# 3.6 Analysis of Statement of Income and Statement of Changes in Equity

Financial statement analysis is an evaluative process of determining the past, current, and projected performance of a company. Financial statements report financial data; however, this information must be evaluated to be more useful to investors, shareholders, managers, and other stakeholders. Several techniques are commonly used for financial statement analysis. They were originally presented in the introductory accounting course. A summary review of these techniques follows.

Horizontal analysis compares two or more years of financial data in both dollar amounts and percentage form. An income statement and SFP/BS with comparative data from prior years are examples of where horizontal analysis is incorporated into the financial statements to enhance evaluation. Trends can emerge that are considered as either favourable or unfavourable in terms of company performance.

Vertical or common-size analysis occurs when each category of accounts on the in- come statement or SFP/BS is shown as a percentage of a total. For example, vertical analysis is used to evaluate the statement of income such as the percentage that gross profit is to sales or the percentages that operating expenses are to sales. Similarly, vertical analysis of the SFP/BS may be used to evaluate what percentage equity is to total assets. This ratio tells investors what proportion of the net assets is being retained by the company’s investors compared to the company’s creditors.

Ratio analysis calculates statistical relationships between data. Ratio analysis is used to evaluate various aspects of a company’s financial performance such as its efficiency, liquidity, profitability, and solvency. Gross profit ratio (gross profit divided by net sales and/or revenue) and earnings per share (EPS) are examples of key ratios used to evaluate income and changes in equity. One of the most widely used ratios by investors to assess company performance is the price-earnings (P/E) ratio (market price per share divided by EPS). The P/E ratio is the most widely quoted measure that investors use as an indicator of future growth and of risk related to a company’s earnings when establishing the market price of the shares. The trend of the various ratios over time is assessed to see if performance is improving or deteriorating. Ratios are also assessed across different companies in the same industry sector to see how they compare. Ratios are a key component to financial statement analysis.

## Segmented Reporting

The statement of income can be segmented, or disaggregated, to enhance performance analysis. The statement can be segmented in various ways such as by geography or by type of product or service. As a point of interest, other segmented financial statements include the SFP/BS and the statement of cash flow covered in the next chapter.

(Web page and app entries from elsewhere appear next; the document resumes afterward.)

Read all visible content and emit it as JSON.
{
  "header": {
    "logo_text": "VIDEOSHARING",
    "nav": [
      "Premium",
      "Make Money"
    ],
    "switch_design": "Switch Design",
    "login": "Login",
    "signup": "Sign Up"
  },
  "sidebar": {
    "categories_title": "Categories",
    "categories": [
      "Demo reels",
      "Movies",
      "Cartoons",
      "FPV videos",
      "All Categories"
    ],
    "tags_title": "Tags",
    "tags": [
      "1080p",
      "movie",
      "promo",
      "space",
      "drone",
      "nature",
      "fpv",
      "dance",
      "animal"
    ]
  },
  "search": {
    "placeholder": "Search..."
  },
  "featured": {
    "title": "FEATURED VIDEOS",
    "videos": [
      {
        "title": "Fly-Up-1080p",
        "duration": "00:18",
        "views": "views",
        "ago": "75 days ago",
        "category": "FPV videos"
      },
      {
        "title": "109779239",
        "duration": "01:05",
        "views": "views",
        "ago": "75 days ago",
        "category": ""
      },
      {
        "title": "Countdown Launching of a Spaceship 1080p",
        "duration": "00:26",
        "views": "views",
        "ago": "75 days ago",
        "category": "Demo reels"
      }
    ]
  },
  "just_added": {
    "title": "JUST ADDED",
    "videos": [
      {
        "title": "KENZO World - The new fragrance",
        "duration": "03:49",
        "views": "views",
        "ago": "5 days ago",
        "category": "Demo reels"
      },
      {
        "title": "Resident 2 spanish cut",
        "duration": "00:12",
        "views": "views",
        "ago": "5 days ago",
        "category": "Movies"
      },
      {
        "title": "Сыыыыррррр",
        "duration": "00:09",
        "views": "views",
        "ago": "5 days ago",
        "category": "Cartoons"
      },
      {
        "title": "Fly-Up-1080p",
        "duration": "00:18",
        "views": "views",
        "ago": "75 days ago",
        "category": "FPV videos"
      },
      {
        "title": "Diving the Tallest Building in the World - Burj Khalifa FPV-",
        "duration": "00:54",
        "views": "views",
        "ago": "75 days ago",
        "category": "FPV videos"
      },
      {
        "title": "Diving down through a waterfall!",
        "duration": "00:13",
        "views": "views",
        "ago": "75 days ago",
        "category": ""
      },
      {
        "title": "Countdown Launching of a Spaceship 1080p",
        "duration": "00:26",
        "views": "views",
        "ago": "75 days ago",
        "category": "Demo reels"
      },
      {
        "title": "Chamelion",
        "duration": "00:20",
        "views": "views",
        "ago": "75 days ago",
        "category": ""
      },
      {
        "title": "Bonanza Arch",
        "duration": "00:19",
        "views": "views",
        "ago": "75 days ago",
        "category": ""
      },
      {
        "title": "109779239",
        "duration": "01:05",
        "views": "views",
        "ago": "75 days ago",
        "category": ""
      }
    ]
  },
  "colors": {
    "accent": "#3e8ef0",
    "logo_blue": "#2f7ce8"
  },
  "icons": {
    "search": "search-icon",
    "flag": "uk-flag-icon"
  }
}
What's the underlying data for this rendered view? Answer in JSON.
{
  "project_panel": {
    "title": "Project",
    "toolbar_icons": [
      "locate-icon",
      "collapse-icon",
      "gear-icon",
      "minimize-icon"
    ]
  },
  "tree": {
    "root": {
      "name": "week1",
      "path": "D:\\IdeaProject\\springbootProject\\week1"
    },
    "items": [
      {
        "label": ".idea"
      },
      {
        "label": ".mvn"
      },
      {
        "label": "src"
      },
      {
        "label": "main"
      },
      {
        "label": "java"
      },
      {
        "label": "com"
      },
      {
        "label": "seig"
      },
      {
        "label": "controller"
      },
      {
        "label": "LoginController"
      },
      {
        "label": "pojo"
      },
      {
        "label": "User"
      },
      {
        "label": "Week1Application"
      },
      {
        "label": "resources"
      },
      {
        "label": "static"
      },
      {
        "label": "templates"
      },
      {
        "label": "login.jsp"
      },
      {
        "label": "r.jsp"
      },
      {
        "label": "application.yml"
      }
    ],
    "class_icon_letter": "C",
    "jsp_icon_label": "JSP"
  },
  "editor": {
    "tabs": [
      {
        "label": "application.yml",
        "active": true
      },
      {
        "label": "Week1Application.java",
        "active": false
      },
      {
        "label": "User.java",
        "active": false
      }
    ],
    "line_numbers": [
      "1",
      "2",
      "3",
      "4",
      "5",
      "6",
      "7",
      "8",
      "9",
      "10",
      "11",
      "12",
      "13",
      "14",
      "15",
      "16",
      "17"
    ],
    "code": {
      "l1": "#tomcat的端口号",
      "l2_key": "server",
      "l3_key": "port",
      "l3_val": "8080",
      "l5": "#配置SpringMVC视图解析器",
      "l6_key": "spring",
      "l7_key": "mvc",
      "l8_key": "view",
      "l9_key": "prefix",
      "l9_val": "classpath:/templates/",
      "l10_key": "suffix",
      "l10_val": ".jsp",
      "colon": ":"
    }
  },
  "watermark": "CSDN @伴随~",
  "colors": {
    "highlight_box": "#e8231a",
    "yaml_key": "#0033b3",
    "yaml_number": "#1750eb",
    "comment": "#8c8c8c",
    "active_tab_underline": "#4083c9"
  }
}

For ASPE, there is currently no guidance regarding segmented reporting. For IFRS companies, a segment must meet several characteristics and quantitative thresholds to be a reportable segment for purposes of the published financial statements. Segmented reporting can set apart business components that have a strong financial performance from those that are weak or are negative “losing” performers. Management can use this information to make decisions about which components to keep and which components to discontinue as part of their overall business strategy. Keep in mind that not all business components that experience chronic losses should be automatically discontinued. There are strategic reasons for keeping a “losing” component. For example, retaining a borderline, or losing, segment that produces parts may guarantee access to these critical parts when needed for production of a much larger product to continue uninterrupted. If the parts manufacturing component is discontinued and disposed, this guaranteed access will no longer exist and production in the larger sense can quickly grind to a halt, affecting company sales and profits. Segmented reporting can also assist in forecasting future sales, profits, and cash flows, since different components within a company can have different gross margins, profitability, and risk.

There can be issues with segmented reporting. For example, accounting processes such as allocation of common costs and elimination of inter-segment sales can be challenging. A thorough knowledge of the business and the industry in which the company operates is essential when utilizing segmented reports; otherwise, investors may find segmentation meaningless or, at worst, draw incorrect conclusions about the performance of the business components. There can be reluctance to publish segmented information because of the risk that competitors, suppliers, government agencies, and unions can use this information to their advantage and to the detriment of the company.